P. Hen. Where is it, Jack? where is it?
Fal. Where is it? taken from us it is: a hundred upon poor four of us
P. Hen. What, a hundred, man?
Fal. I am a rogue, if I were not at half-sword with a dozen of them two hours together. I have 'scap'd by miracle. I am eight times thrust through the doublet; four through the hose; my buckler cut through and through; my sword hacked like a hand-saw: ecce sig
I never dealt better since I was a man : all would not do. A plague of all cowards Let them speak : if they speak more or less than truth, they are villains, and the sons of darkness.
P. Hen. Speak, sirs : how was it'?
this day morning.) So the first two quartos, according to the phraseology of the time : later editions omit “ day.” The expression “this day morning” is still used in our eastern counties.
8 A hundred upon poor four of us.) So all the old copies. Malone and the modern editors omit “ of."
9 P. Hen. Speak, sirs : how was it ?] In the quarto editions these words are erroneously assigned to Gadshill, and Ross. stands as the prefix to what Bardolph ought to say. We have seen before, p. 235, that Rossill was inserted in the text for Bardolph. Instead of Rossill we have, therefore, placed Bardolph as the prefix ; but the editors of the first folio mistakenly assigned the speeches to Gadshill, who, in the quarto copies, speaks in his own person. Modern editors have inadvertently adopted the error of the first folio.
Bard. We four set upon some dozen,-
Fal. You rogue, they were bound, every man of them; or I am a Jew else, an Ebrew Jew.
Bard. As we were sharing, some six or seven fresh men set upon us,

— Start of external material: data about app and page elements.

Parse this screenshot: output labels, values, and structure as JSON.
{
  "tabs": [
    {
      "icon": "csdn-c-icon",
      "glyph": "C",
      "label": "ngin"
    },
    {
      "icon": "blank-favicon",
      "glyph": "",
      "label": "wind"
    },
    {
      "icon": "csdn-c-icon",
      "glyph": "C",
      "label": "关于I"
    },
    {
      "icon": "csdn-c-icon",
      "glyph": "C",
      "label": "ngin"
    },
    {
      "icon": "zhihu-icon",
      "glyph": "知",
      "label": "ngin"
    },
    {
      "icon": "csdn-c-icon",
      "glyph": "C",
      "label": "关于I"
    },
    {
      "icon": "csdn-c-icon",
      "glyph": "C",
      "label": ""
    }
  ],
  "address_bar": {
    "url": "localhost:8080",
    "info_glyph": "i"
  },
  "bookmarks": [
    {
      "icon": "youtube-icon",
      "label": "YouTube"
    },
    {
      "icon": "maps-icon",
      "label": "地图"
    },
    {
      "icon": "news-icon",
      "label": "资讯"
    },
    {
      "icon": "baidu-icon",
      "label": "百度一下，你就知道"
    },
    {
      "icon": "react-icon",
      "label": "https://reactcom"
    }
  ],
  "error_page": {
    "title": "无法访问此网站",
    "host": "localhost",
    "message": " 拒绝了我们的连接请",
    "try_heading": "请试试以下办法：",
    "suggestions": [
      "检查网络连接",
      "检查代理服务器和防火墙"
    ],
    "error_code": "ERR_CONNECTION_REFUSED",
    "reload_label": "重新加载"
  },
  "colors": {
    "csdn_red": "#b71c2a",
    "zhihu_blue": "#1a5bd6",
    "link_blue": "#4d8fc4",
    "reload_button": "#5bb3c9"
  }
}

Fal. And unbound the rest, and then come in the other.
P. Hen. What fought ye with them all ?
Fal. All? I know not what ye call all; but if I fought not with fifty of them, I am a bunch of radish : if there were not two or three and fifty upon poor old Jack, then am I no two-legged creature.
P. Hen. Pray God, you have not murdered some of them.
Fal. Nay, that's past praying for: I have peppered two of them: two, I am sure, I have paid; two rogues in buckram suits. I tell thee what, Hal,—if I tell thee a lie, spit in my face, call me horse. Thou knowest ту
old ward :-here I lay, and thus I bore my point. Four rogues in buckram let drive at me,
P. Hen. What four? thou saidst but two even now.
Fal. These four came all a-front, and mainly thrust at me.
I made me no more ado, but took all their seven points’ in my target, thus.
P. IIen. Seven? why, there were but four even now.
i P. Hen. Pray God, you have not murdered some of them.] This speech is given in all the quartos, prior to that of 1613, to the Prince, but the quarto, 1613, having misprinted Poins for Prin, the folio repeated the blunder, and the modern editors followed the folio.
but took all their seven points-) Malone omits “ all,” which is in every old copy, and much heightens the force of what Falstaff says.